The late 19th Century marked the end of the 264-year long isolationist, stagnant Edo period and the ushering in of the Meiji Restoration. Life in Japan between 1860 and 1900 was marked by drastic social, political, and infrastructural changes which opened up Japan to the rest of the world, and helped to create the Japanese culture that we know today.
One major change was the dissolution of an entire class of people: the Samurais. This esteemed group were the military nobility and were the only armed force in Japan. By the 16th Century, after centuries of in-fighting, the Samurai’s role was focused on spiritual guidance instead of battle. They were a sight to behold when they were fully armoured. The cuirass (upper body armour) was made with lamellae, which are oblong pieces of steel linked with leather. Their helmets were usually equipped with a front crest or helm as well as a hair pommel, while their face masks were painted with ugly features, intended to terrify their enemies. Neck curtains, shoulder guards and thigh guards provided extra protection. By 1873, Emperor Meiji removed their right to be the only armed force and he adapted a western-style national army structure. Stripping their status was followed by the removal of their right to wear a katana (traditional Japanese sword) and to execute commoners who were disrespectful to them. Although their status was removed, the Samurais were literate and well-educated, so many went on to serve in the army, or become teachers, businessmen, writers, or government workers.

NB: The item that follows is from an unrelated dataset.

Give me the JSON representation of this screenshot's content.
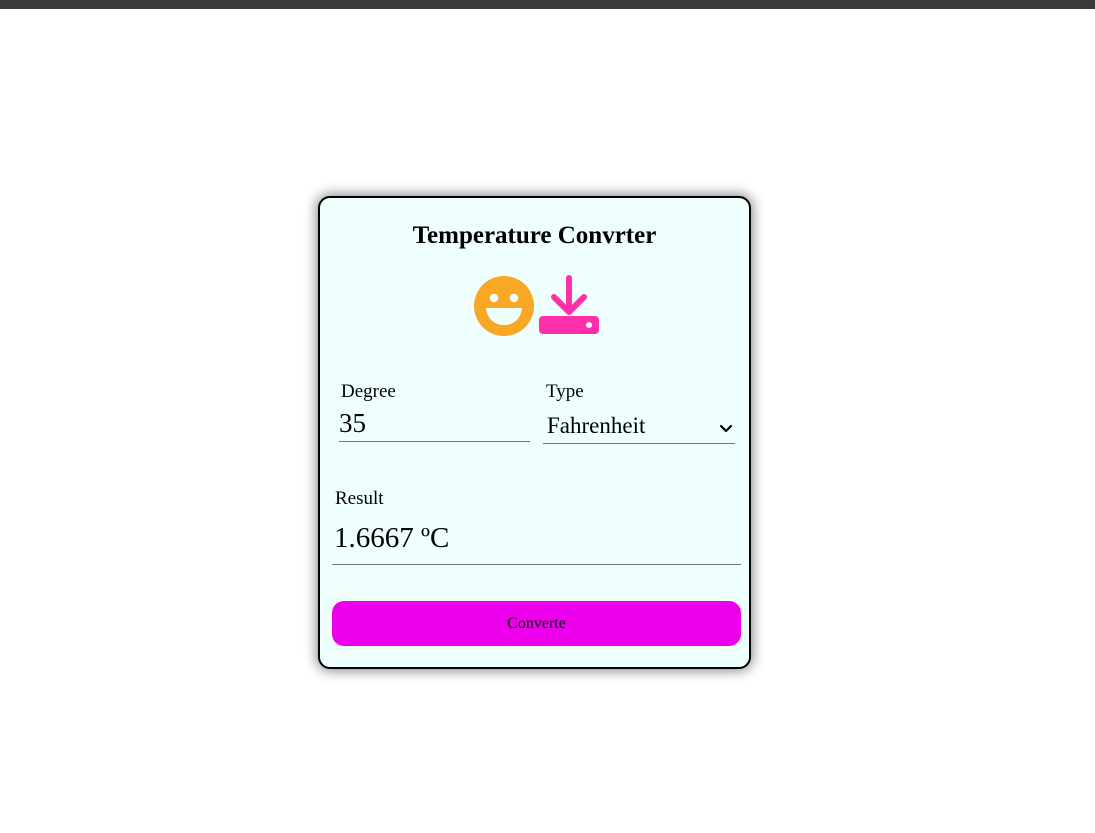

Another noticeable difference in Japanese society at the time was the change in clothing. The government, and by extension, the army, were among the first to wear western clothing for official occasions. However, this type of clothing was restrictive and did not accommodate daily Japanese activities like sitting on the floor or removing your shoes when you enter a house. Traditional Japanese clothing remained the norm for quite some time because loose-fitting T-shaped robes with large sleeves (kimonos) were more appropriate. Whether the locals were working on farms, having a meal at home, or attending a special occasion, various styles of the kimono will would be worn. The robe will usually be worn with geta or zori – footwear that resembled flip-flops.
House-styles changed during this period as well. Traditionally, houses were either pit-dwellings, which were covered with grass, or elevated houses which were built a few feet above the ground. During the Meiji Restoration period, more locals began to copy the house designs of the Samurais. Houses were now built with wood and were equipped with shojis (framed room dividers), fusumas (sliding panels) and engawas (balconies). Unlike the western world, Japanese houses had little furniture. The locals usually kneeled to prepare food, eat, pray, play games, paint, and any other activity that required a sturdy surface. If they had furniture, it was only about two feet above the ground. They sat and slept on tatamis, which is a type of mat/flooring material that is made using rice straw. To this day, some Japanese homes still have tatamis and floor-level seating and beds.
During the Meiji period, there were also changes in the eating habits of the Japanese. Polished rice, soy sauce, tea, and sugar became more popular. Eating seafood was no longer a local preference, but it became a nation-wide practice due to widespread communication and increased social mobility.
In only 40 years, Japan was transformed from a traditional society to one that was becoming a global force to be reckoned with. The people’s relatively quick adherence to these changes display how their loyalties to the emperor have shaped the culture of obedience and harmony that is still present to this day.